**THE INPUT**
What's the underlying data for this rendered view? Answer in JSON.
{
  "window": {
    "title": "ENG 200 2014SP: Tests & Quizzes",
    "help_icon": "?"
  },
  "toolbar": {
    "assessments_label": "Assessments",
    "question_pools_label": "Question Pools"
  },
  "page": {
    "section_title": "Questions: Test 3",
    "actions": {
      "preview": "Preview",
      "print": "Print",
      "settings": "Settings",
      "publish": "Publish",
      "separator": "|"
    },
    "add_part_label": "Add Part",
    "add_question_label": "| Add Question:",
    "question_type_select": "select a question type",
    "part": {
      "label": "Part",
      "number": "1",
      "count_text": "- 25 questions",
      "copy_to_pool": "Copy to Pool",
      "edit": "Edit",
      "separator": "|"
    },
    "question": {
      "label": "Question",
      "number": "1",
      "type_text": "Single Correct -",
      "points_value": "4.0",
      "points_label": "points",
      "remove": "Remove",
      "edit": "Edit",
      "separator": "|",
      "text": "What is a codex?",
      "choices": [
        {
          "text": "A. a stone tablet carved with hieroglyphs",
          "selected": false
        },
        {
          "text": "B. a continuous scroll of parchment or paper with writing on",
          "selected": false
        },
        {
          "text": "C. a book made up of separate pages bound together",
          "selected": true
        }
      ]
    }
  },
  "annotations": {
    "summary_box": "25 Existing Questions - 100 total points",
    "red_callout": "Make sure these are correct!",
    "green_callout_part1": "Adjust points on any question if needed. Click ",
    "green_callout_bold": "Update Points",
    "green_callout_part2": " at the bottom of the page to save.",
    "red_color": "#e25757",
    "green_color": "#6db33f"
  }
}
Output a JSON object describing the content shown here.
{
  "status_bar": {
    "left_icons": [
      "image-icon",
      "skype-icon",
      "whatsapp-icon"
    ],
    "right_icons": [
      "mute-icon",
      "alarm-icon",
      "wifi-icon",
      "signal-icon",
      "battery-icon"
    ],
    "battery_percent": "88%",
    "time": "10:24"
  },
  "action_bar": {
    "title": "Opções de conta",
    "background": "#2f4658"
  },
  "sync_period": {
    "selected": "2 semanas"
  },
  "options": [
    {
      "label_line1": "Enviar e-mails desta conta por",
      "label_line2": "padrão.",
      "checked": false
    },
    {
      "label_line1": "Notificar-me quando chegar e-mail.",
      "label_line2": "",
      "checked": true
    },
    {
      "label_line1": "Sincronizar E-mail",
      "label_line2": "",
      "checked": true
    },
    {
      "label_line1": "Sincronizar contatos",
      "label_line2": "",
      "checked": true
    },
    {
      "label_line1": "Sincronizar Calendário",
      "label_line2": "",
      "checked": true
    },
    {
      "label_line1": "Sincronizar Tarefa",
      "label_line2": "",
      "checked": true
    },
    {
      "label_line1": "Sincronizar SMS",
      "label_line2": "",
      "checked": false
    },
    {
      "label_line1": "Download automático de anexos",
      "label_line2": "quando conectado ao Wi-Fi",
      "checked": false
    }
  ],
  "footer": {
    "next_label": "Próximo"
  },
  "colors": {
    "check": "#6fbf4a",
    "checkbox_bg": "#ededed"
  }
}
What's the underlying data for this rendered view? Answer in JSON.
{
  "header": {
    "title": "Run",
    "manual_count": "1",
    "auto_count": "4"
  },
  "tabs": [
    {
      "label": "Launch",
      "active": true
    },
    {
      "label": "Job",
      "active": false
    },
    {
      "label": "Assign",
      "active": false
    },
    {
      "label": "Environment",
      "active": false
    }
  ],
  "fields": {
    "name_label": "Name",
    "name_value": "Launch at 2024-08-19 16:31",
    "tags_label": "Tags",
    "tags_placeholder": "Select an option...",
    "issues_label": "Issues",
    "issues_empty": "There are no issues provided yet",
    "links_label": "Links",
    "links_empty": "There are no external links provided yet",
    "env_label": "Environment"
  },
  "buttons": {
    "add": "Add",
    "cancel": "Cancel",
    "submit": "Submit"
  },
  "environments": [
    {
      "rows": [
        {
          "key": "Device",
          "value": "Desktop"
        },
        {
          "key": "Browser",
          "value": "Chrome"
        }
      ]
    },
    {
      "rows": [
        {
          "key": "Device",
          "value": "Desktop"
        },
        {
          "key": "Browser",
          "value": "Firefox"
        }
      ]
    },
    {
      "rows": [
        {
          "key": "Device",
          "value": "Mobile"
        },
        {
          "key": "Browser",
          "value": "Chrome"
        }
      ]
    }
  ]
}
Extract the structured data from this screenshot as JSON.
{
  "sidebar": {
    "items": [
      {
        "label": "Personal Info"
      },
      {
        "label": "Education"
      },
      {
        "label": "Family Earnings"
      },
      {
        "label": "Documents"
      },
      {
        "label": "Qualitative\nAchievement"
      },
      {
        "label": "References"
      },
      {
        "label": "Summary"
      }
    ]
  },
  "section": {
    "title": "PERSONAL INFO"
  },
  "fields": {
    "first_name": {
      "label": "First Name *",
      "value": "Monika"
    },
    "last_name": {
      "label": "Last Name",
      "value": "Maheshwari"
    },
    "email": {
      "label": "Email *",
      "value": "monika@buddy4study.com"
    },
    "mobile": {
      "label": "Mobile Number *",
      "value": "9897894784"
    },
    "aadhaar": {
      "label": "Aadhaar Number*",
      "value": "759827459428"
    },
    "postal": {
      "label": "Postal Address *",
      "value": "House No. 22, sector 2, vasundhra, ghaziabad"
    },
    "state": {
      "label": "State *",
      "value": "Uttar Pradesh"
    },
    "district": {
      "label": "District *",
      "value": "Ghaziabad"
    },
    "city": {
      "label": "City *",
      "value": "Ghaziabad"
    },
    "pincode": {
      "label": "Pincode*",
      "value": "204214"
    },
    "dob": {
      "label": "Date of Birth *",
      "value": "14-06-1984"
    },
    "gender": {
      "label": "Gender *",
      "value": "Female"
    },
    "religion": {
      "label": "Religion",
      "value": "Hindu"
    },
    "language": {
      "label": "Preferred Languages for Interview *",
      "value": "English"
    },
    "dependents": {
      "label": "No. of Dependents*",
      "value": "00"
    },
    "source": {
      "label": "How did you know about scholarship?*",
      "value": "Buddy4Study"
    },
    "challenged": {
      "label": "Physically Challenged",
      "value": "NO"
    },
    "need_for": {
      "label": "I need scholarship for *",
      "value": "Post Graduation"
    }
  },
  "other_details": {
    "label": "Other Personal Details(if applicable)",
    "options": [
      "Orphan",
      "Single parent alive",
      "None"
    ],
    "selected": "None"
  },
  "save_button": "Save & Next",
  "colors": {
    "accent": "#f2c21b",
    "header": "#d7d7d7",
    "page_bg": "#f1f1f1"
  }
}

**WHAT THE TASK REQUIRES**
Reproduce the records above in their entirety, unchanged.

**EXERCISE ANSWER**
What's the underlying data for this rendered view? Answer in JSON.
{
  "window": {
    "title": "ENG 200 2014SP: Tests & Quizzes",
    "help_icon": "?"
  },
  "toolbar": {
    "assessments_label": "Assessments",
    "question_pools_label": "Question Pools"
  },
  "page": {
    "section_title": "Questions: Test 3",
    "actions": {
      "preview": "Preview",
      "print": "Print",
      "settings": "Settings",
      "publish": "Publish",
      "separator": "|"
    },
    "add_part_label": "Add Part",
    "add_question_label": "| Add Question:",
    "question_type_select": "select a question type",
    "part": {
      "label": "Part",
      "number": "1",
      "count_text": "- 25 questions",
      "copy_to_pool": "Copy to Pool",
      "edit": "Edit",
      "separator": "|"
    },
    "question": {
      "label": "Question",
      "number": "1",
      "type_text": "Single Correct -",
      "points_value": "4.0",
      "points_label": "points",
      "remove": "Remove",
      "edit": "Edit",
      "separator": "|",
      "text": "What is a codex?",
      "choices": [
        {
          "text": "A. a stone tablet carved with hieroglyphs",
          "selected": false
        },
        {
          "text": "B. a continuous scroll of parchment or paper with writing on",
          "selected": false
        },
        {
          "text": "C. a book made up of separate pages bound together",
          "selected": true
        }
      ]
    }
  },
  "annotations": {
    "summary_box": "25 Existing Questions - 100 total points",
    "red_callout": "Make sure these are correct!",
    "green_callout_part1": "Adjust points on any question if needed. Click ",
    "green_callout_bold": "Update Points",
    "green_callout_part2": " at the bottom of the page to save.",
    "red_color": "#e25757",
    "green_color": "#6db33f"
  }
}
Output a JSON object describing the content shown here.
{
  "status_bar": {
    "left_icons": [
      "image-icon",
      "skype-icon",
      "whatsapp-icon"
    ],
    "right_icons": [
      "mute-icon",
      "alarm-icon",
      "wifi-icon",
      "signal-icon",
      "battery-icon"
    ],
    "battery_percent": "88%",
    "time": "10:24"
  },
  "action_bar": {
    "title": "Opções de conta",
    "background": "#2f4658"
  },
  "sync_period": {
    "selected": "2 semanas"
  },
  "options": [
    {
      "label_line1": "Enviar e-mails desta conta por",
      "label_line2": "padrão.",
      "checked": false
    },
    {
      "label_line1": "Notificar-me quando chegar e-mail.",
      "label_line2": "",
      "checked": true
    },
    {
      "label_line1": "Sincronizar E-mail",
      "label_line2": "",
      "checked": true
    },
    {
      "label_line1": "Sincronizar contatos",
      "label_line2": "",
      "checked": true
    },
    {
      "label_line1": "Sincronizar Calendário",
      "label_line2": "",
      "checked": true
    },
    {
      "label_line1": "Sincronizar Tarefa",
      "label_line2": "",
      "checked": true
    },
    {
      "label_line1": "Sincronizar SMS",
      "label_line2": "",
      "checked": false
    },
    {
      "label_line1": "Download automático de anexos",
      "label_line2": "quando conectado ao Wi-Fi",
      "checked": false
    }
  ],
  "footer": {
    "next_label": "Próximo"
  },
  "colors": {
    "check": "#6fbf4a",
    "checkbox_bg": "#ededed"
  }
}
What's the underlying data for this rendered view? Answer in JSON.
{
  "header": {
    "title": "Run",
    "manual_count": "1",
    "auto_count": "4"
  },
  "tabs": [
    {
      "label": "Launch",
      "active": true
    },
    {
      "label": "Job",
      "active": false
    },
    {
      "label": "Assign",
      "active": false
    },
    {
      "label": "Environment",
      "active": false
    }
  ],
  "fields": {
    "name_label": "Name",
    "name_value": "Launch at 2024-08-19 16:31",
    "tags_label": "Tags",
    "tags_placeholder": "Select an option...",
    "issues_label": "Issues",
    "issues_empty": "There are no issues provided yet",
    "links_label": "Links",
    "links_empty": "There are no external links provided yet",
    "env_label": "Environment"
  },
  "buttons": {
    "add": "Add",
    "cancel": "Cancel",
    "submit": "Submit"
  },
  "environments": [
    {
      "rows": [
        {
          "key": "Device",
          "value": "Desktop"
        },
        {
          "key": "Browser",
          "value": "Chrome"
        }
      ]
    },
    {
      "rows": [
        {
          "key": "Device",
          "value": "Desktop"
        },
        {
          "key": "Browser",
          "value": "Firefox"
        }
      ]
    },
    {
      "rows": [
        {
          "key": "Device",
          "value": "Mobile"
        },
        {
          "key": "Browser",
          "value": "Chrome"
        }
      ]
    }
  ]
}
Extract the structured data from this screenshot as JSON.
{
  "sidebar": {
    "items": [
      {
        "label": "Personal Info"
      },
      {
        "label": "Education"
      },
      {
        "label": "Family Earnings"
      },
      {
        "label": "Documents"
      },
      {
        "label": "Qualitative\nAchievement"
      },
      {
        "label": "References"
      },
      {
        "label": "Summary"
      }
    ]
  },
  "section": {
    "title": "PERSONAL INFO"
  },
  "fields": {
    "first_name": {
      "label": "First Name *",
      "value": "Monika"
    },
    "last_name": {
      "label": "Last Name",
      "value": "Maheshwari"
    },
    "email": {
      "label": "Email *",
      "value": "monika@buddy4study.com"
    },
    "mobile": {
      "label": "Mobile Number *",
      "value": "9897894784"
    },
    "aadhaar": {
      "label": "Aadhaar Number*",
      "value": "759827459428"
    },
    "postal": {
      "label": "Postal Address *",
      "value": "House No. 22, sector 2, vasundhra, ghaziabad"
    },
    "state": {
      "label": "State *",
      "value": "Uttar Pradesh"
    },
    "district": {
      "label": "District *",
      "value": "Ghaziabad"
    },
    "city": {
      "label": "City *",
      "value": "Ghaziabad"
    },
    "pincode": {
      "label": "Pincode*",
      "value": "204214"
    },
    "dob": {
      "label": "Date of Birth *",
      "value": "14-06-1984"
    },
    "gender": {
      "label": "Gender *",
      "value": "Female"
    },
    "religion": {
      "label": "Religion",
      "value": "Hindu"
    },
    "language": {
      "label": "Preferred Languages for Interview *",
      "value": "English"
    },
    "dependents": {
      "label": "No. of Dependents*",
      "value": "00"
    },
    "source": {
      "label": "How did you know about scholarship?*",
      "value": "Buddy4Study"
    },
    "challenged": {
      "label": "Physically Challenged",
      "value": "NO"
    },
    "need_for": {
      "label": "I need scholarship for *",
      "value": "Post Graduation"
    }
  },
  "other_details": {
    "label": "Other Personal Details(if applicable)",
    "options": [
      "Orphan",
      "Single parent alive",
      "None"
    ],
    "selected": "None"
  },
  "save_button": "Save & Next",
  "colors": {
    "accent": "#f2c21b",
    "header": "#d7d7d7",
    "page_bg": "#f1f1f1"
  }
}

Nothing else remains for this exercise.